  3. No, your point about gulf between white/black pop-culture still stands, Nick...white indie culture takes/steals less from 'black' music these days than in any point I can ever remember, tho both relentlessly pursuing urban 'authenticity' albeit in totally dif. ways...

    ReplyDelete
  4. simon3:02 PM

    good point about that stereolab track - i was coming definitely coming from an indie-rock background around that time and it was partly the fact that The 'Lab appeared to picking up d'n'b influences got me listening ... now here I am carting home Shackleton 12s from Eastern Bloc and downloading Burial!

    ReplyDelete
  5. simon3:13 PM

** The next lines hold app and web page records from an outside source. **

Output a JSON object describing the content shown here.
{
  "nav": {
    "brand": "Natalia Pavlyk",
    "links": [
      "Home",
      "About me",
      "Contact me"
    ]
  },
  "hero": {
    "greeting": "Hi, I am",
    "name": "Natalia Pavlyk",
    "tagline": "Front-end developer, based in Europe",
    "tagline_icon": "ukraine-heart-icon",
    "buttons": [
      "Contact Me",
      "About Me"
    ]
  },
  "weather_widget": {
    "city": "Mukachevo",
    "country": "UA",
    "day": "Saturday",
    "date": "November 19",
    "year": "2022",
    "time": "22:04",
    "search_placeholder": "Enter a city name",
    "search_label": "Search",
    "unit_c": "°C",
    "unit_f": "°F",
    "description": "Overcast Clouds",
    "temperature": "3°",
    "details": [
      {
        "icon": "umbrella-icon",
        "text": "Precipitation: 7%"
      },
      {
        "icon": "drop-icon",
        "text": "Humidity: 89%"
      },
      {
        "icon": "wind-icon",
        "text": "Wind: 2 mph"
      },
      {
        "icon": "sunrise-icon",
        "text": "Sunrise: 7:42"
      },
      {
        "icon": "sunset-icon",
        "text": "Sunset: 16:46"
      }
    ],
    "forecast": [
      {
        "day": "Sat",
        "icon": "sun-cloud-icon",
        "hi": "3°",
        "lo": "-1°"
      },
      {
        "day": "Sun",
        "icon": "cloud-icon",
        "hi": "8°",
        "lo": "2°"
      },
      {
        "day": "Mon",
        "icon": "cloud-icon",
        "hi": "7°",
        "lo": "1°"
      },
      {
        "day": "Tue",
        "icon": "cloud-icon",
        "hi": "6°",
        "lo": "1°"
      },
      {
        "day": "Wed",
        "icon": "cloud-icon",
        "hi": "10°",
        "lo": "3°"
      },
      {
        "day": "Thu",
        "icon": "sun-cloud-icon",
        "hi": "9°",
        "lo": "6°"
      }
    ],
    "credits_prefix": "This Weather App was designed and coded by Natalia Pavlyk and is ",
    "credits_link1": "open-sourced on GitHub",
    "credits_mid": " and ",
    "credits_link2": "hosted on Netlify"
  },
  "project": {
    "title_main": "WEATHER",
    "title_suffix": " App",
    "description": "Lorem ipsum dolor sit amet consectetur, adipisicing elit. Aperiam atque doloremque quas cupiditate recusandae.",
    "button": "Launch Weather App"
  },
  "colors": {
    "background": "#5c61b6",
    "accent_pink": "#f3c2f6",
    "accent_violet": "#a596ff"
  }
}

    actually, having just posted that I've remembered one from MUCH earlier - Lawrence namechecks Ravesignal 3 on a Denim album in 1992 ... a generation of indie kids discover CJ Bolland

    ReplyDelete
  6. yes, well there was a dialogue between indie and dance going back to early acid/rave, and before that between post punk and funk, and before that 60s R'n'B etc (generally with the flow of influence moving from black to white). it just struck me that d'n'b was the last time cutting edge 'nuum stuff was being readily assimilated by white indie/rock. as far as i'm aware, 2 Step/UKG/grime/dubstep has been very segregated, barring the odd open-minded individuals, like the above mentioned Dizzie.

    ReplyDelete
  7. For "open-minded" read "demographic-expanding"...he's been cany enough to reach out to a wider market than some of his contempories...white/black dislogue reaches back to Rag-Time and beyond, initially as sanitised versions of pre-Rock Black culture...I think in the States in the mid-1800s wasn't there a middle-class white-folks craze at one point for negro spiritual...?

    ReplyDelete
  8. simon9:22 PM

    i think a lot of people are drawing lines between dubstep and the whole 'hauntology' scene but that's far from mainstream ....
    ... take your point about Dizzie's "commercial sense" kek-w, but there are similarities between his thing and the Arctic Monkeys. Having said that he appeared to get a distinctly lukewarm reaction for his guest spot during their Glastonbury set. At least judging from the TV coverage.

    ReplyDelete
  9. "distinctly lukewarm reaction... "

    LOL!

    I missed it, to be honest, as the A. Monkeys tend to get a "distinctly lukewarm reaction" themselves in our household...plus was pretty much Glasto'd out by 10pm fri evening - Amy Winehouse, Killers, Arcade Fire, etc, etc...I felt a stange NME-induced torpor descend on me...

    ReplyDelete
  10. confused by yr article

    in your opinion, is dubstep 'white' or 'black'?

    ReplyDelete
  11. dubstep? well obviously its white, but desperately wanting to be black.

    lol

    ReplyDelete
  12. sure is.

    hold tight Ras Tarquin and Bamber-gascoigne-klaat

    ReplyDelete
  13. funnily enuf, just come accross this today, not really feelin it, cos I not exactly a big fan of that linkin park sound but...

    http://profile.myspace.com/index.cfm?fuseaction=user.viewprofile&friendID=192924185

    oh, and while i think of it, doesnt mr hudson count as a grime/rock crossover, or am i just sayin that cos he white an got a floppy fringe? cant say i ever listened to more than a few seconds of it so not really sure

    ReplyDelete
  14. dunno why half the link is missing, sorry, but anyway, if u wanting a bit of that US rock/grime crossover then they called Two Down and they come from croydon

    ReplyDelete